I’m very excited about finishing up the book over the next few months. Though blogging may continue to be lighter that I would like, it will be better that it has been. As the summer was winding down, I devoted all of my energy to getting the book into presentable shape for publishers, and then I did the shopping. Now that this part is done, I should have more time to devote to blogging, which I don’t get to do as much as I would like.

I want to thank all of you out there for helping to make this possible. I will keep you updated on the book’s progress. I’m looking forward to working with the fantastic folks at Dutton on bringing the book to the shelves.

**The Big News**

If you’re a regular reader of Sabernomics, you’ve probably noticed the slowdown in my posts over the past two months. I have an explanation, and I’m going to share it with you tomorrow. Be sure to check in to find out. The news is good. 🙂

The Jeff Francoeur Game: The Winner is…

Well, we still have to wait, don’t we? As it stands with one game to play, Francoeur has 76 hits in 252 ABs, which translates to .301587…302. I suspect Jeff will sit today, but if he bats more than once today, he’ll need at least 1 hit. Even if he gets 5 ABs, with 1 hit, he’ll be above .300.

The result isn’t really all that important. In fact, I’ll tell you a little secret: I picked .300 because it was a good focal point. When I first posted the contest, I estimated that if Jeff would hit .250 he would end up at around .309. That’s such an ugly number, so I fudged it and went with .300. And then I went with the “under,” even though I should have gone with the over. But it’s interesting to see how Jeff has done since August 11. He’s had 40 hits (22 singles, 11 doubles, 1 triple, 6 HRs) in 166 ABs putting up .241/.297/.428/.724 (thanks to David Pinto for his Day-by-Day Database).

What is important about his last 180 PAs is that Jeff regressed in a manner consistent with a .275/.322/.487 AA hitter.
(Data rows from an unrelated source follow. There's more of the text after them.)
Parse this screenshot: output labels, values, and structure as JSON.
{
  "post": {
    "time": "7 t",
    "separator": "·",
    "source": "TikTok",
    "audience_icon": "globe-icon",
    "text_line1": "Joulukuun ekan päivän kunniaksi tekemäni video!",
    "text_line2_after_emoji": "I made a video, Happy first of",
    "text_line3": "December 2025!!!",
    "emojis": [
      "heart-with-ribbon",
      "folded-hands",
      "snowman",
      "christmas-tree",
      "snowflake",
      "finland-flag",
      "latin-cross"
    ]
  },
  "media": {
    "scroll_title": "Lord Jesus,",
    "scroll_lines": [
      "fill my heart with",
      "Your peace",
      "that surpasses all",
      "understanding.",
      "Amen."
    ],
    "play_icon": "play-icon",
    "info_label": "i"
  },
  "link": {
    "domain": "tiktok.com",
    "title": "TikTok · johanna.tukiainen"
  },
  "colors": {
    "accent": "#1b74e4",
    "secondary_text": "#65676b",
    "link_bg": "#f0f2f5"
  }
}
I expect Jeff to do good things in the future, but the expectations we have for him next season ought to be tempered. Time in AAA is a very real possibility, but certainly not a guarantee. And this is not to take anything away from the kid. He has played very well, and certainly deserves a TON of credit for the .419/.425/.802 he put up to start his big league career. You have to be good to do that, no matter what. And let’s not forget that he is a good baserunner and fielder who is blessed with athletic talent and intelligence. But, he’s going to have to adjust to the adjustments pitchers have made to him. I think he can and will do it. The kid is only 21! I will say that plate discipline must be part of his adjustment. While the league has had its share of free swingers, none have been sub-.300 hitters in the minors or majors. Without it, he won’t be able to show us that power.

Another interesting aspect of Francoeur’s early success is that it shows we need to better understand advance scouting. I still can’t understand how AA pitchers knew Jeff’s weaknesses, but it took major league teams 100 PAs to figure it out. Why did he get thrown strikes? Did pitchers ignore advance scout advice out or was the scouting just bad? In any event, someone should have dropped a quarter down to Southern League managers for pitching tips. There’s just no excuse to throw Jeff fastballs down the middle with 2 strikes, which is something I observed on several occasions.

Good luck, Jeff! I look forward to watching your future unfold.

Update: Frenchy goes 1-5, which takes his batting average for the season to .29961. Technically, I could call it “under,” but I don’t want to do that. It’s a push. How about that? An even .300. All of your reputations are returned intact.